-- Data for the task follows --

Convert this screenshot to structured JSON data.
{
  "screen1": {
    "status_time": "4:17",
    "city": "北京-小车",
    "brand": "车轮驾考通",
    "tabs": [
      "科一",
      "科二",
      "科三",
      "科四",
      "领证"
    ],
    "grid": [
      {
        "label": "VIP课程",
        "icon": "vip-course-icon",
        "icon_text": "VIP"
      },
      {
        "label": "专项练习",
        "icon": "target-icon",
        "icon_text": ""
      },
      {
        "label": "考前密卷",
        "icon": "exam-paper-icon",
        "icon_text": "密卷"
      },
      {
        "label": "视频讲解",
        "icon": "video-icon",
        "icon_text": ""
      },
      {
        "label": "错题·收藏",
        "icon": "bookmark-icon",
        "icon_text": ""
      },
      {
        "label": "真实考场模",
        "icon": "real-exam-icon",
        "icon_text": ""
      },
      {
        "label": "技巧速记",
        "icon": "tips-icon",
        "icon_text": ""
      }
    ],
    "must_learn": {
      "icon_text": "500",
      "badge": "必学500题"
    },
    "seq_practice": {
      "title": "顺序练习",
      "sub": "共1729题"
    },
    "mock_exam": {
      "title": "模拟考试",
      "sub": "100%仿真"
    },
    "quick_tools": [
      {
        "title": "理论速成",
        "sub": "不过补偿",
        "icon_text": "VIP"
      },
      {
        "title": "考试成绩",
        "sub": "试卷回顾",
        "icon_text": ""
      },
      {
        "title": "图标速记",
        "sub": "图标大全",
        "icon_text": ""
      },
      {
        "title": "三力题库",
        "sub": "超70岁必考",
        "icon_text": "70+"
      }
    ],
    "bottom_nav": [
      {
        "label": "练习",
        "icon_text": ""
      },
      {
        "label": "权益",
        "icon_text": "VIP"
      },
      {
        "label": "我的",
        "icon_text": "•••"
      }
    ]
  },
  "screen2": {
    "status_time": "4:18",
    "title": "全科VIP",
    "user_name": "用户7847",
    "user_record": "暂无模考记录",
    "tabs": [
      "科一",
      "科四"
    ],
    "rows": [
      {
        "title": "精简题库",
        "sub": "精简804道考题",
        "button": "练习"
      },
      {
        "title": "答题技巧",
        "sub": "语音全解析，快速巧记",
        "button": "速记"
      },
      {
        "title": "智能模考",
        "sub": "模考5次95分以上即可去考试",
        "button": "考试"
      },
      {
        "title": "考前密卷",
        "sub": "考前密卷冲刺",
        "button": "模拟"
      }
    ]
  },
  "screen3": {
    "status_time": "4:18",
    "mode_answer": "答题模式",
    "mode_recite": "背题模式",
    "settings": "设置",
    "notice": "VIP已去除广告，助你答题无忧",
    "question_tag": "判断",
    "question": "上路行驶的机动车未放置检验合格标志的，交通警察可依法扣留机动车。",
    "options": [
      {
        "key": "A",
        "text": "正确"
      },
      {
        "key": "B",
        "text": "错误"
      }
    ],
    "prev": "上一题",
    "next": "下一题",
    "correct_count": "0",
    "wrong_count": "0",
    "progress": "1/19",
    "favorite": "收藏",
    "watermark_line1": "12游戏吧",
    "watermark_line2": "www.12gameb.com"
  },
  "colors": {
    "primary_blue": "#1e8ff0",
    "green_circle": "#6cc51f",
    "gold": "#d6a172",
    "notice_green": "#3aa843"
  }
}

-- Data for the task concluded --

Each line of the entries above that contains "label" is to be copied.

        "label": "VIP课程",
        "label": "专项练习",
        "label": "考前密卷",
        "label": "视频讲解",
        "label": "错题·收藏",
        "label": "真实考场模",
        "label": "技巧速记",
        "label": "练习",
        "label": "权益",
        "label": "我的",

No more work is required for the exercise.